Doctor of Nursing Practice (DNP)

Nurse Practitioners
  • Acute Care NP
  • Adult NP
  • Adult Psyc & Mental Health NP
  • Diabetes Management-Adv
  • Family NP
  • Family Psyc & Mental Health NP
  • Gerontological NP
  • Pediatric NP
  • School NP
Clinical Nurse Specialist
  • Adult Health CNS
  • Adult Psyc & Mental Health NP
  • Child Adol Psyc & Mental Health CNS
  • CNS Core Exam
  • Diabetes Management - Advanced
  • Gerontological CNS
  • Home Health CNS
  • Pediatric CNS
  • Public/Community Health CNS
Other Advanced Level
  • Diabetes Management Advanced
  • Forensic Nursing Advanced
  • Nurse Executive Advanced
  • Public Health Nursing Advanced
Other Specialities
  • Ambulatory Care Nursing
  • Cardiac Rehabilitation Nursing
  • Cardiac Vascular Nursing
  • Case Management Nursing
  • College Health Nursing
  • General Nursing Practice
  • Gerontological Nursing
  • High Risk Perinatal Nursing
  • Home Health Nursing
  • Informatics Nursing
  • Medical-Surgical Nursing
  • Nurse Executive
  • Nursing Professional Development
  • Pain Management
  • Perinatal Nursing
  • Psychiatric & Mental Health Nursing

Work Activities/Work Locations
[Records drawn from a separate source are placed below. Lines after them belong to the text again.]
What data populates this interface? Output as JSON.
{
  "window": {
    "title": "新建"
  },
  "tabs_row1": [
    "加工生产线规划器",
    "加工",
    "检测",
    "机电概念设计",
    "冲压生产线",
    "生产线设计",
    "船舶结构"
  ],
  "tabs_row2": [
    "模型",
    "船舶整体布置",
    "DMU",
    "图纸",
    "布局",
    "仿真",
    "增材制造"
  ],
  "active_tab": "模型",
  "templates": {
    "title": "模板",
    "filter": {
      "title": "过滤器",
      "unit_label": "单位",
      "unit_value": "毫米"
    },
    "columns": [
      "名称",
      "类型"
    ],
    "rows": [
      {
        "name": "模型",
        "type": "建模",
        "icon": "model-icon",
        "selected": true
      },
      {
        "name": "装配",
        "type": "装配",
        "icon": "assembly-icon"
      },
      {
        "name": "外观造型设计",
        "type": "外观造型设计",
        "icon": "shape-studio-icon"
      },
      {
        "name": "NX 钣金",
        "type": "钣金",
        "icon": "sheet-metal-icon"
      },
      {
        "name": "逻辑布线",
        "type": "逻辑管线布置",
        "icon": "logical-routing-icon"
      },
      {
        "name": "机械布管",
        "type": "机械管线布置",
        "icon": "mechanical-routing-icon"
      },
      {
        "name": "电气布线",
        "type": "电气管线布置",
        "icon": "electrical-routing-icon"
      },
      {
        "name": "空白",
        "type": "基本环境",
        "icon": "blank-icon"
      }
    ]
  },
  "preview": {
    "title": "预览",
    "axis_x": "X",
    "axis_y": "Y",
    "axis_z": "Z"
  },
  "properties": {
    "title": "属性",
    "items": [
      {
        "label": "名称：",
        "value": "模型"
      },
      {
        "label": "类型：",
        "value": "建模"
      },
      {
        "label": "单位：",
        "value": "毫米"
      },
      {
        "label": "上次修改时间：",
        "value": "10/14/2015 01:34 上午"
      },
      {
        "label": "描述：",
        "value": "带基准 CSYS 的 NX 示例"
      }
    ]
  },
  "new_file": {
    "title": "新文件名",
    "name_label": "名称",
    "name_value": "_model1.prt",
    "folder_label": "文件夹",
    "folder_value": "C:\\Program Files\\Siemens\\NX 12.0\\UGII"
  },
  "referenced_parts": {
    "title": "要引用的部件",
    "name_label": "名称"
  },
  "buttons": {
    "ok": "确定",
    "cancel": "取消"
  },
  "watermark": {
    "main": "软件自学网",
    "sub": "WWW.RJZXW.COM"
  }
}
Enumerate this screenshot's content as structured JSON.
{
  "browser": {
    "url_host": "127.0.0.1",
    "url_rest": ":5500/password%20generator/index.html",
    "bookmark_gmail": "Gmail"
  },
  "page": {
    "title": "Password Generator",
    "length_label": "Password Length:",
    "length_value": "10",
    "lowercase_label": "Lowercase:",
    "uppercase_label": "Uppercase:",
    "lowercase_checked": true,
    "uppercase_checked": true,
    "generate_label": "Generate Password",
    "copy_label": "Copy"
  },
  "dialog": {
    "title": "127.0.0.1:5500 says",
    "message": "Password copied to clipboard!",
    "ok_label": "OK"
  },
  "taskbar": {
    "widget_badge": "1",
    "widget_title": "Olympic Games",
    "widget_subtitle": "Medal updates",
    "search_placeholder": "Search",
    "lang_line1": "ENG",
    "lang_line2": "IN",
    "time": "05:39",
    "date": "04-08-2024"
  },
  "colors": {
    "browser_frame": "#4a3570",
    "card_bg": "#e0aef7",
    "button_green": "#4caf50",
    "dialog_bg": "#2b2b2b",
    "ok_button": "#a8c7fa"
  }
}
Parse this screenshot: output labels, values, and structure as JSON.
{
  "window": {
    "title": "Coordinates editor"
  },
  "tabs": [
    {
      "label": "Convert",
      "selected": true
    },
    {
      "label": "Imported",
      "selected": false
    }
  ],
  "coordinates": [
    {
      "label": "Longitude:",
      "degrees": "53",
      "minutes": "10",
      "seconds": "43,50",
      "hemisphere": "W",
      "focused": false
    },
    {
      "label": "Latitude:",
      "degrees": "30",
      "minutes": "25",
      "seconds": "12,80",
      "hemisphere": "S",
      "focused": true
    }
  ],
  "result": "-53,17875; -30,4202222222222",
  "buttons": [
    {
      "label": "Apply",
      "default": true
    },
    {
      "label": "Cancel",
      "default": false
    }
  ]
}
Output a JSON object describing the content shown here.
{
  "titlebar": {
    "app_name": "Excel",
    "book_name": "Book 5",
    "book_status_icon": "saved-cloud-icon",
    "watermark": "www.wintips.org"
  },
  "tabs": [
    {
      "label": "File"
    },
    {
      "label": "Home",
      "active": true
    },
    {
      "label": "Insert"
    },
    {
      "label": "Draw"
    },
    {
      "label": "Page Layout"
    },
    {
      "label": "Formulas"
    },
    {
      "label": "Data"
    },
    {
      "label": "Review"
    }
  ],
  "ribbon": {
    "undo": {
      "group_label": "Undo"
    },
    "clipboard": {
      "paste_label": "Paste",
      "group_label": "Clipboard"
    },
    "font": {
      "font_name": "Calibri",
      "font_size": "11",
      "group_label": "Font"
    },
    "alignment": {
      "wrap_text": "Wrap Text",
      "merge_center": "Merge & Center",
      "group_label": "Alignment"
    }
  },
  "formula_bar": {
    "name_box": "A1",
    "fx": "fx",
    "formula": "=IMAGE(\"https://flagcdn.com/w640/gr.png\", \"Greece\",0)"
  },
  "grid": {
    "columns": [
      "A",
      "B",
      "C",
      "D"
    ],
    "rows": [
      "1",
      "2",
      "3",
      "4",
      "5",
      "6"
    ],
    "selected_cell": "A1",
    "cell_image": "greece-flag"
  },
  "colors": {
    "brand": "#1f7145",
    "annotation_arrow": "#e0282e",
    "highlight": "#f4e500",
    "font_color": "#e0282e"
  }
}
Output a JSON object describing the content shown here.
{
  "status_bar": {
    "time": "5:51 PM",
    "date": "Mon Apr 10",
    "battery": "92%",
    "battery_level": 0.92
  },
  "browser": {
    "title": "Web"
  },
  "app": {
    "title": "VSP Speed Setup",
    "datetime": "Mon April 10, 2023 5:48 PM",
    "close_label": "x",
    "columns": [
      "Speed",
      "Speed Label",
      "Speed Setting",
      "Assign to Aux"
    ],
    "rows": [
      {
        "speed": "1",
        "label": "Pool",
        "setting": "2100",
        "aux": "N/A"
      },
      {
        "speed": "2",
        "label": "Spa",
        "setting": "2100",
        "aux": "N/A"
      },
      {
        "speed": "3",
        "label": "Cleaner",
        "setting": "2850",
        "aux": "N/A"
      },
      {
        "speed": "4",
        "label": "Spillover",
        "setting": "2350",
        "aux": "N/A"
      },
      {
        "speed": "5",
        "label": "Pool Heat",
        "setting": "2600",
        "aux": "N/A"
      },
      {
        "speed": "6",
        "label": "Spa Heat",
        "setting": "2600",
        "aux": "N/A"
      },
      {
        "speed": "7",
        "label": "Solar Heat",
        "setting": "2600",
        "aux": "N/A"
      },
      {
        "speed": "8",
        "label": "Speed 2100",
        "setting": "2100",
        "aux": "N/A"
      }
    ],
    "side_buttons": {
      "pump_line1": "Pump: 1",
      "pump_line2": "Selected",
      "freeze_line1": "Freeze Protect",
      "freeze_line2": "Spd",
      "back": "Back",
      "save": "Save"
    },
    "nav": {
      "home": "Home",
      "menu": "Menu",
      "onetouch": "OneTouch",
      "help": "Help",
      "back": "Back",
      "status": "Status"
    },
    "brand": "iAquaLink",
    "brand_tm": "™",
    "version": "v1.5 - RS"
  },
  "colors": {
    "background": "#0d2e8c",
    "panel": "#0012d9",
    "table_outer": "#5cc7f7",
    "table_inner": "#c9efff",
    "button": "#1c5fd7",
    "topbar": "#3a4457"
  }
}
  • The Doctor of Nursing Practice (DNP) is a Clinical Doctorate Degree. Prepares nurses for leadership roles as Advanced Practice Registered Nurses (APRNs) such as Clinical Nurse Specialists (CNS) or Nurse Practitioners (NP) in their selected population focus (adult/gerontology, pediatrics, or psychiatric mental health). DNPs have greater autonomy than RNs; in Wisconsin they are able to practice independently, prescribe medications, and order and interpret lab tests and x-rays.
  • By the year 2015, all new Advanced Practice Nurses in the US will be educated at the Doctoral level.
  • Many students enter the program as skilled Advanced Practice Nurses, Nurse Practitioners, Clinical Nurse Specialists and other Specialties.
  • The BS to DNP program is designed for Baccalaureate-prepared RNs. The UW-Madison Program is geared particularly for those who live in rural or medically underserved areas and, whenever possible, they try and arrange the required clinical experiences close to the student’s home. Licensure as a professional nurse AND one year of professional nursing experience is a prerequisite for admission to this Program.
  • Advanced Practice Registered Nurses (APRNs) work settings are dictated by their Specialty. Can be offices, hospitals, nursing homes, long-term care centers, factories, fitness centers, or can be community and public health agencies and schools.

Advantages and Disadvantages

  • Get a great deal of personal satisfaction out of working with and helping people.
  • Sometimes they dislike the pressure of the work, especially in emergency situations.
  • Duties can be physically and emotionally challenging. They need to be physically active and able to provide patients with assurance and the time for listening to their needs.
  • May also feel that they have more work responsibilities than their schedules allow them to complete.

 

Getting Started

Career Outlook